Once a bet is placed, the sportsbook will print paper tickets that will be redeemed for cash when the bet wins. The ticket writer will ask the bettor what rotation number (ID) and bet type they want to make, and then write the amount on the ticket. Depending on the type of bet, a sportsbook may require a certain minimum amount to be wagered.

Sportsbooks make money by setting odds that are designed to generate a profit over the long term. This is done by analyzing the probability of an event occurring and offering bettors the chance to win on either side of that equation. The higher the risk, the more the potential return is.

Another way that a sportsbook makes money is by taking action early on a game. This happens when a team or player receives more bets than expected. This is known as “sharp money,” and it is one of the main reasons that sportsbooks move their lines ahead of a game.

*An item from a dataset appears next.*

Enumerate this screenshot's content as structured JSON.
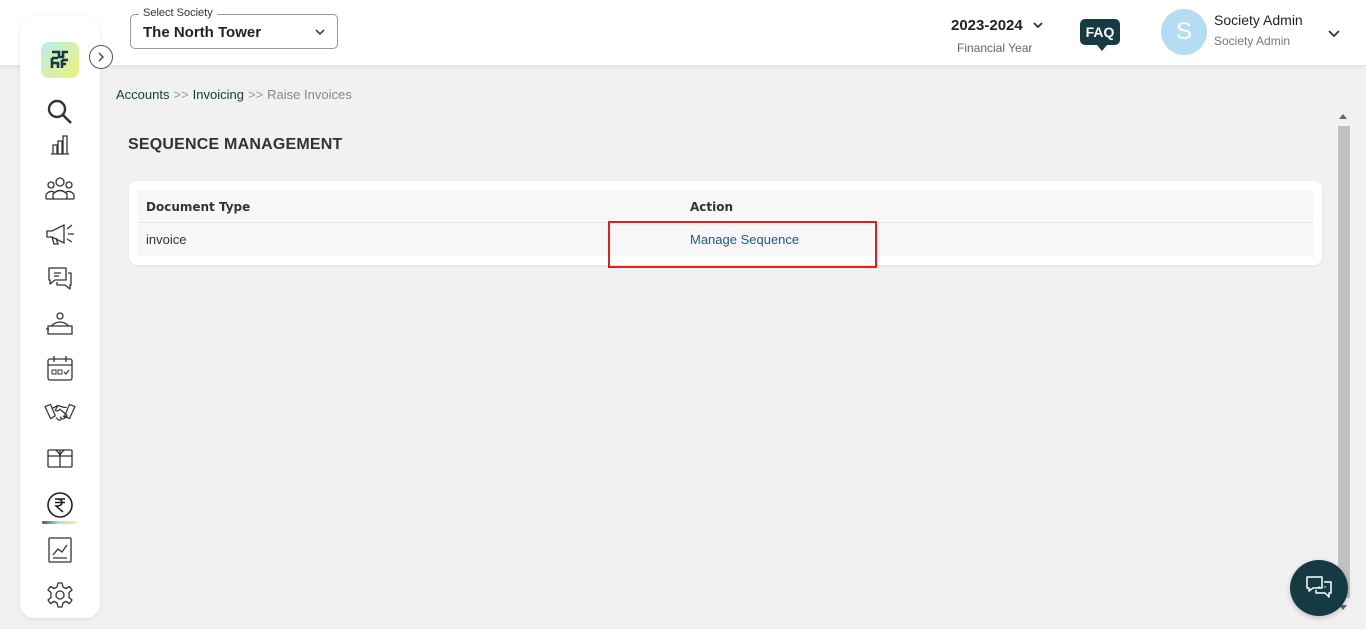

Lastly, sportsbooks make money by charging a fee to process bets. This is typically a small percentage of the bet amount, and it is usually higher on parlays. However, a sportsbook must also be careful not to lose too much money in a short period of time.

The best way to find a sportsbook that is right for you is to shop around. You should look for a site that is licensed and has a good reputation in the industry. You should also make sure that the sportsbook offers you decent odds for your bets.

While the laws regulating sportsbooks vary widely from state to state, there are some things that all sportsbooks must have in common. The most important of these is that they must be legal and offer a form of protection to their customers. This is because a legitimate sportsbook has to follow the rules set by the government, and it is also required to pay out winning bets in a timely manner.

Moreover, a sportsbook must be easy to use and provide a wide range of betting options. In addition, it must be secure and offer convenient payment methods. For example, it should accept credit cards, PayPal, and other popular transfer services.